**EXERCISE:**
Wherever "оборудования" appears in the records below, copy the line that holds it.

[Recorded data]
------------------------

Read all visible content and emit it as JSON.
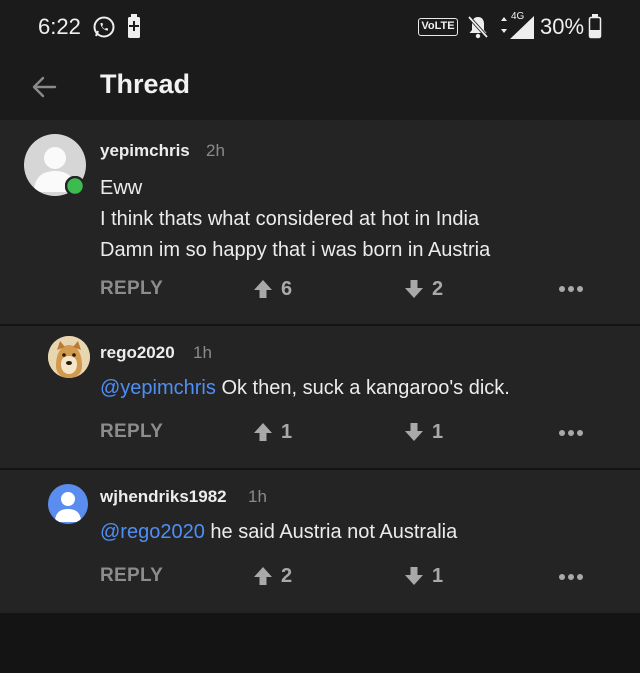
{
  "status_bar": {
    "time": "6:22",
    "network_badge": "VoLTE",
    "network_type": "4G",
    "battery": "30%"
  },
  "app_bar": {
    "title": "Thread"
  },
  "comments": [
    {
      "username": "yepimchris",
      "age": "2h",
      "online": true,
      "lines": [
        "Eww",
        "I think thats what considered at hot in India",
        "Damn im so happy that i was born in Austria"
      ],
      "reply_label": "REPLY",
      "upvotes": "6",
      "downvotes": "2"
    },
    {
      "username": "rego2020",
      "age": "1h",
      "mention": "@yepimchris",
      "text": " Ok then, suck a kangaroo's dick.",
      "reply_label": "REPLY",
      "upvotes": "1",
      "downvotes": "1"
    },
    {
      "username": "wjhendriks1982",
      "age": "1h",
      "mention": "@rego2020",
      "text": " he said Austria not Australia",
      "reply_label": "REPLY",
      "upvotes": "2",
      "downvotes": "1"
    }
  ],
  "colors": {
    "background": "#242424",
    "mention": "#4f8ff5",
    "online_dot": "#3dbb4f",
    "default_avatar": "#5b8def"
  }
}
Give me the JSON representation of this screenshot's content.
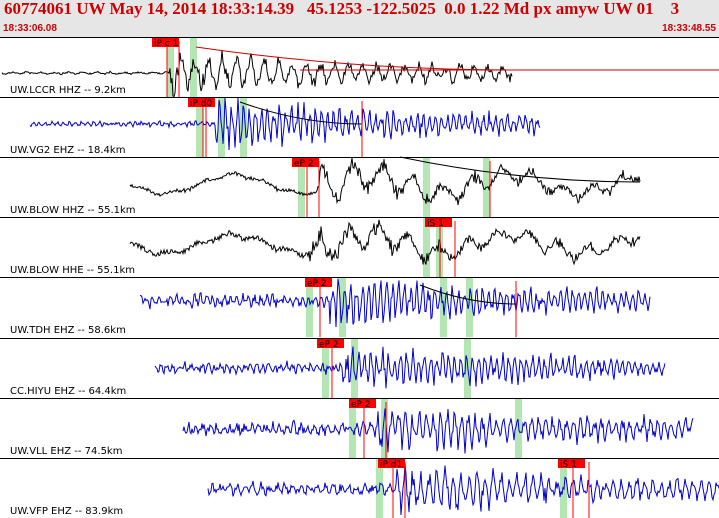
{
  "header": {
    "title": "60774061 UW May 14, 2014 18:33:14.39   45.1253 -122.5025  0.0 1.22 Md px amyw UW 01    3",
    "start_time": "18:33:06.08",
    "end_time": "18:33:48.55"
  },
  "colors": {
    "header_bg": "#e6e6e6",
    "header_text": "#cc0000",
    "trace_hh": "#000000",
    "trace_eh": "#0000cc",
    "pick": "#ff0000",
    "window": "#b4e6b4",
    "fit": "#cc0000"
  },
  "traces": [
    {
      "label": "UW.LCCR HHZ -- 9.2km",
      "color": "#000000",
      "picks": [
        "iP c 1"
      ]
    },
    {
      "label": "UW.VG2 EHZ -- 18.4km",
      "color": "#0000cc",
      "picks": [
        "iP d0"
      ]
    },
    {
      "label": "UW.BLOW HHZ -- 55.1km",
      "color": "#000000",
      "picks": [
        "eP 2"
      ]
    },
    {
      "label": "UW.BLOW HHE -- 55.1km",
      "color": "#000000",
      "picks": [
        "iS 1"
      ]
    },
    {
      "label": "UW.TDH EHZ -- 58.6km",
      "color": "#0000cc",
      "picks": [
        "eP 2"
      ]
    },
    {
      "label": "CC.HIYU EHZ -- 64.4km",
      "color": "#0000cc",
      "picks": [
        "eP 2"
      ]
    },
    {
      "label": "UW.VLL EHZ -- 74.5km",
      "color": "#0000cc",
      "picks": [
        "eP 2"
      ]
    },
    {
      "label": "UW.VFP EHZ -- 83.9km",
      "color": "#0000cc",
      "picks": [
        "iP d1",
        "iS 1"
      ]
    }
  ]
}
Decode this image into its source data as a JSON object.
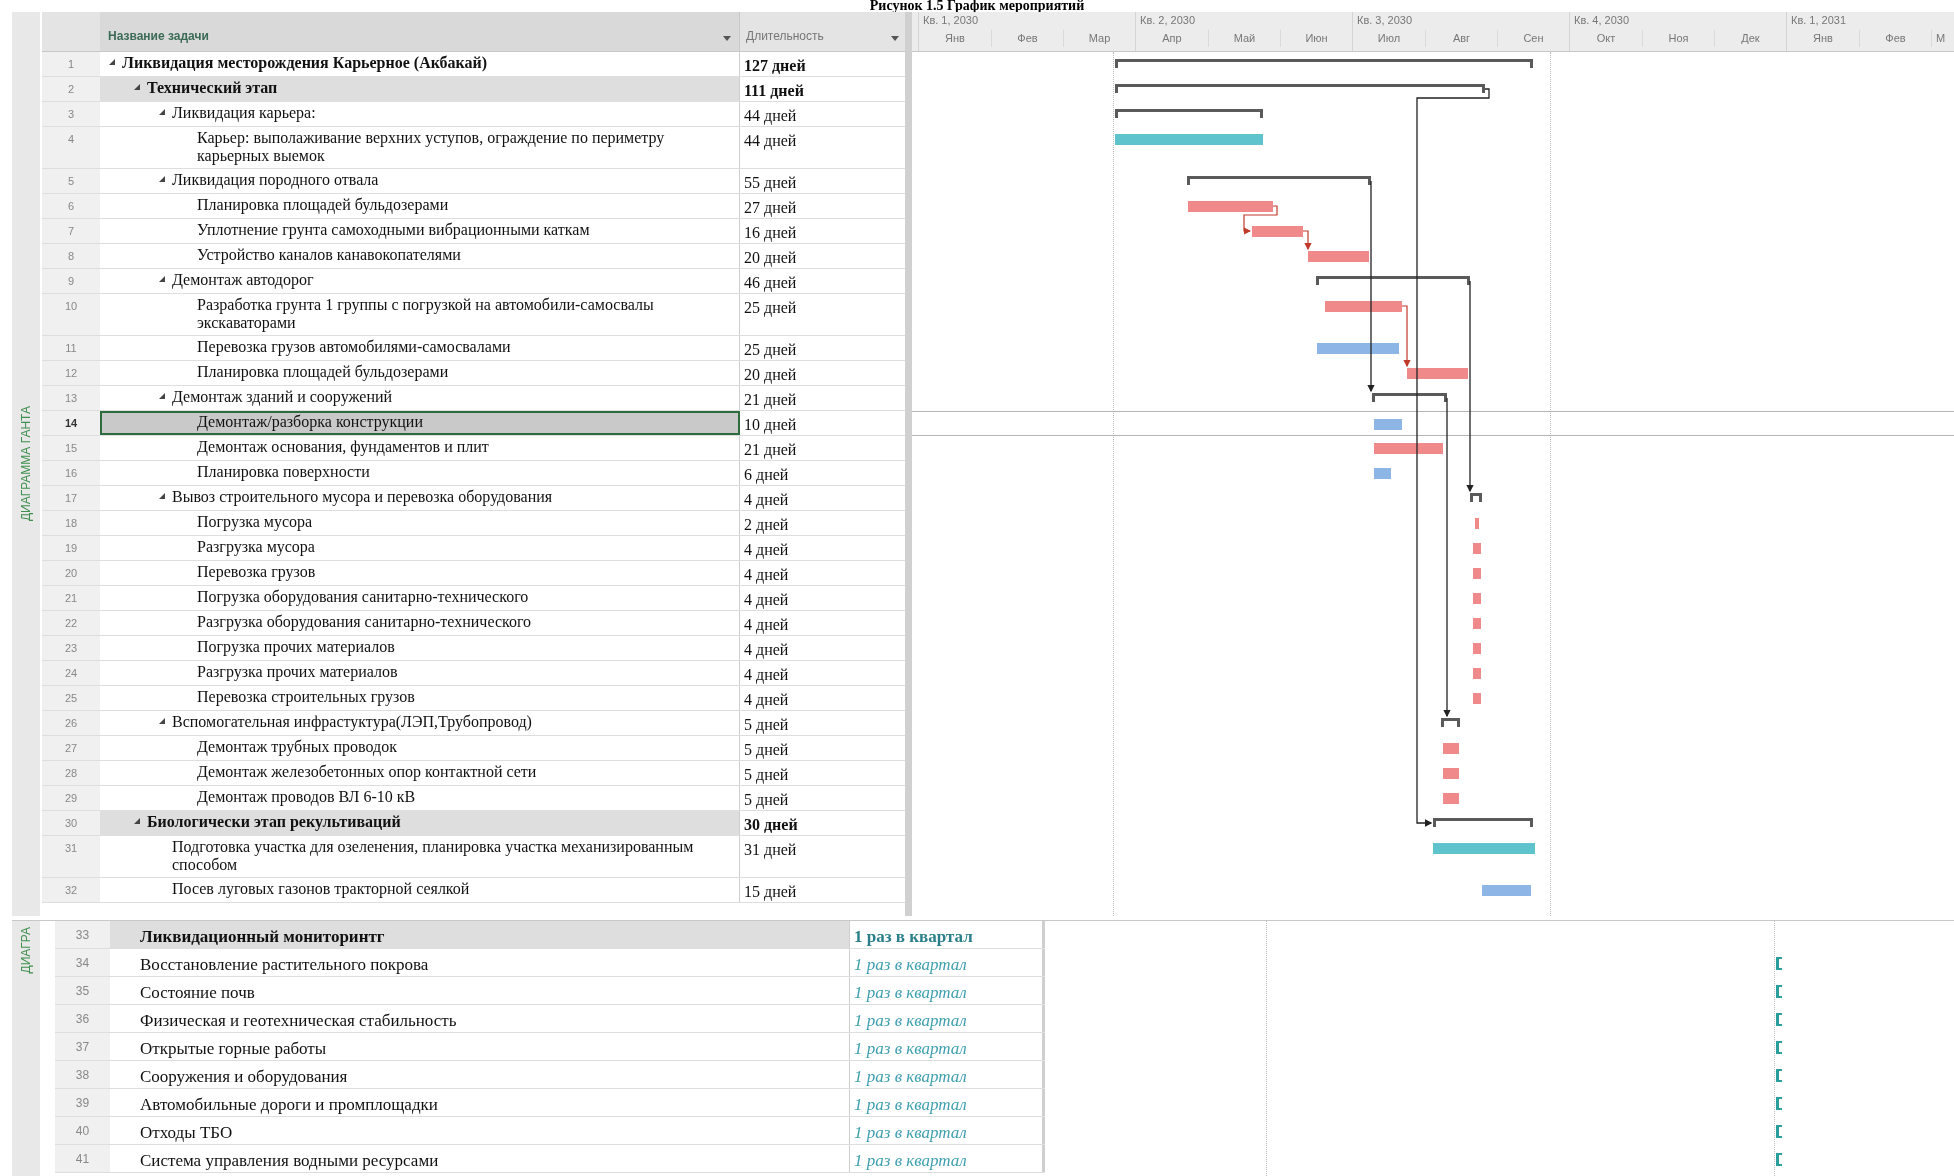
{
  "caption": "Рисунок 1.5 График мероприятий",
  "side_label": "ДИАГРАММА ГАНТА",
  "columns": [
    {
      "label": "Название задачи"
    },
    {
      "label": "Длительность"
    }
  ],
  "timescale": [
    {
      "label": "Кв. 1, 2030",
      "months": [
        "Янв",
        "Фев",
        "Мар"
      ]
    },
    {
      "label": "Кв. 2, 2030",
      "months": [
        "Апр",
        "Май",
        "Июн"
      ]
    },
    {
      "label": "Кв. 3, 2030",
      "months": [
        "Июл",
        "Авг",
        "Сен"
      ]
    },
    {
      "label": "Кв. 4, 2030",
      "months": [
        "Окт",
        "Ноя",
        "Дек"
      ]
    },
    {
      "label": "Кв. 1, 2031",
      "months": [
        "Янв",
        "Фев",
        "М"
      ]
    }
  ],
  "tasks": [
    {
      "id": "1",
      "name": "Ликвидация месторождения  Карьерное (Акбакай)",
      "duration": "127 дней",
      "expanded": true,
      "selected": false,
      "children": [
        {
          "id": "2",
          "name": "Технический этап",
          "duration": "111 дней",
          "expanded": true,
          "selected": false,
          "children": [
            {
              "id": "3",
              "name": "Ликвидация карьера:",
              "duration": "44 дней",
              "expanded": true,
              "selected": false,
              "children": [
                {
                  "id": "4",
                  "name": "Карьер: выполаживание верхних уступов, ограждение по периметру карьерных выемок",
                  "duration": "44 дней",
                  "selected": false,
                  "color": "#5ec3cc"
                }
              ]
            },
            {
              "id": "5",
              "name": "Ликвидация породного отвала",
              "duration": "55 дней",
              "expanded": true,
              "selected": false,
              "children": [
                {
                  "id": "6",
                  "name": "Планировка площадей бульдозерами",
                  "duration": "27 дней",
                  "selected": false,
                  "color": "#f08a8a"
                },
                {
                  "id": "7",
                  "name": "Уплотнение грунта самоходными вибрационными каткам",
                  "duration": "16 дней",
                  "selected": false,
                  "color": "#f08a8a"
                },
                {
                  "id": "8",
                  "name": "Устройство каналов канавокопателями",
                  "duration": "20 дней",
                  "selected": false,
                  "color": "#f08a8a"
                }
              ]
            },
            {
              "id": "9",
              "name": "Демонтаж автодорог",
              "duration": "46 дней",
              "expanded": true,
              "selected": false,
              "children": [
                {
                  "id": "10",
                  "name": "Разработка грунта 1 группы с погрузкой на автомобили-самосвалы экскаваторами",
                  "duration": "25 дней",
                  "selected": false,
                  "color": "#f08a8a"
                },
                {
                  "id": "11",
                  "name": "Перевозка грузов автомобилями-самосвалами",
                  "duration": "25 дней",
                  "selected": false,
                  "color": "#8db6e6"
                },
                {
                  "id": "12",
                  "name": "Планировка площадей бульдозерами",
                  "duration": "20 дней",
                  "selected": false,
                  "color": "#f08a8a"
                }
              ]
            },
            {
              "id": "13",
              "name": "Демонтаж зданий и сооружений",
              "duration": "21 дней",
              "expanded": true,
              "selected": false,
              "children": [
                {
                  "id": "14",
                  "name": "Демонтаж/разборка конструкции",
                  "duration": "10 дней",
                  "selected": true,
                  "color": "#8db6e6"
                },
                {
                  "id": "15",
                  "name": "Демонтаж основания, фундаментов и плит",
                  "duration": "21 дней",
                  "selected": false,
                  "color": "#f08a8a"
                },
                {
                  "id": "16",
                  "name": "Планировка поверхности",
                  "duration": "6 дней",
                  "selected": false,
                  "color": "#8db6e6"
                }
              ]
            },
            {
              "id": "17",
              "name": "Вывоз строительного мусора и перевозка оборудования",
              "duration": "4 дней",
              "expanded": true,
              "selected": false,
              "children": [
                {
                  "id": "18",
                  "name": "Погрузка мусора",
                  "duration": "2 дней",
                  "selected": false,
                  "color": "#f08a8a"
                },
                {
                  "id": "19",
                  "name": "Разгрузка мусора",
                  "duration": "4 дней",
                  "selected": false,
                  "color": "#f08a8a"
                },
                {
                  "id": "20",
                  "name": "Перевозка грузов",
                  "duration": "4 дней",
                  "selected": false,
                  "color": "#f08a8a"
                },
                {
                  "id": "21",
                  "name": "Погрузка оборудования санитарно-технического",
                  "duration": "4 дней",
                  "selected": false,
                  "color": "#f08a8a"
                },
                {
                  "id": "22",
                  "name": "Разгрузка оборудования санитарно-технического",
                  "duration": "4 дней",
                  "selected": false,
                  "color": "#f08a8a"
                },
                {
                  "id": "23",
                  "name": "Погрузка прочих материалов",
                  "duration": "4 дней",
                  "selected": false,
                  "color": "#f08a8a"
                },
                {
                  "id": "24",
                  "name": "Разгрузка прочих материалов",
                  "duration": "4 дней",
                  "selected": false,
                  "color": "#f08a8a"
                },
                {
                  "id": "25",
                  "name": "Перевозка строительных грузов",
                  "duration": "4 дней",
                  "selected": false,
                  "color": "#f08a8a"
                }
              ]
            },
            {
              "id": "26",
              "name": "Вспомогательная инфрастуктура(ЛЭП,Трубопровод)",
              "duration": "5 дней",
              "expanded": true,
              "selected": false,
              "children": [
                {
                  "id": "27",
                  "name": "Демонтаж трубных проводок",
                  "duration": "5 дней",
                  "selected": false,
                  "color": "#f08a8a"
                },
                {
                  "id": "28",
                  "name": "Демонтаж железобетонных опор контактной сети",
                  "duration": "5 дней",
                  "selected": false,
                  "color": "#f08a8a"
                },
                {
                  "id": "29",
                  "name": "Демонтаж проводов ВЛ 6-10 кВ",
                  "duration": "5 дней",
                  "selected": false,
                  "color": "#f08a8a"
                }
              ]
            }
          ]
        },
        {
          "id": "30",
          "name": "Биологически этап рекультиваций",
          "duration": "30 дней",
          "expanded": true,
          "selected": false,
          "children": [
            {
              "id": "31",
              "name": "Подготовка участка для озеленения, планировка участка механизированным способом",
              "duration": "31 дней",
              "selected": false,
              "color": "#5ec3cc"
            },
            {
              "id": "32",
              "name": "Посев луговых газонов тракторной сеялкой",
              "duration": "15 дней",
              "selected": false,
              "color": "#8db6e6"
            }
          ]
        }
      ]
    }
  ],
  "monitoring": {
    "side_label": "ДИАГРА",
    "rows": [
      {
        "id": "33",
        "name": "Ликвидационный мониторинтг",
        "duration": "1 раз в квартал",
        "kind": "summary"
      },
      {
        "id": "34",
        "name": "Восстановление растительного покрова",
        "duration": "1 раз в квартал",
        "kind": "task"
      },
      {
        "id": "35",
        "name": "Состояние почв",
        "duration": "1 раз в квартал",
        "kind": "task"
      },
      {
        "id": "36",
        "name": "Физическая и геотехническая стабильность",
        "duration": "1 раз в квартал",
        "kind": "task"
      },
      {
        "id": "37",
        "name": "Открытые горные работы",
        "duration": "1 раз в квартал",
        "kind": "task"
      },
      {
        "id": "38",
        "name": "Сооружения и оборудования",
        "duration": "1 раз в квартал",
        "kind": "task"
      },
      {
        "id": "39",
        "name": "Автомобильные дороги и промплощадки",
        "duration": "1 раз в квартал",
        "kind": "task"
      },
      {
        "id": "40",
        "name": "Отходы ТБО",
        "duration": "1 раз в квартал",
        "kind": "task"
      },
      {
        "id": "41",
        "name": "Система управления водными ресурсами",
        "duration": "1 раз в квартал",
        "kind": "task"
      }
    ]
  }
}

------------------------

**FINISHED EXERCISE:**
              "name": "Вывоз строительного мусора и перевозка оборудования",
                  "name": "Погрузка оборудования санитарно-технического",
                  "name": "Разгрузка оборудования санитарно-технического",
        "name": "Сооружения и оборудования",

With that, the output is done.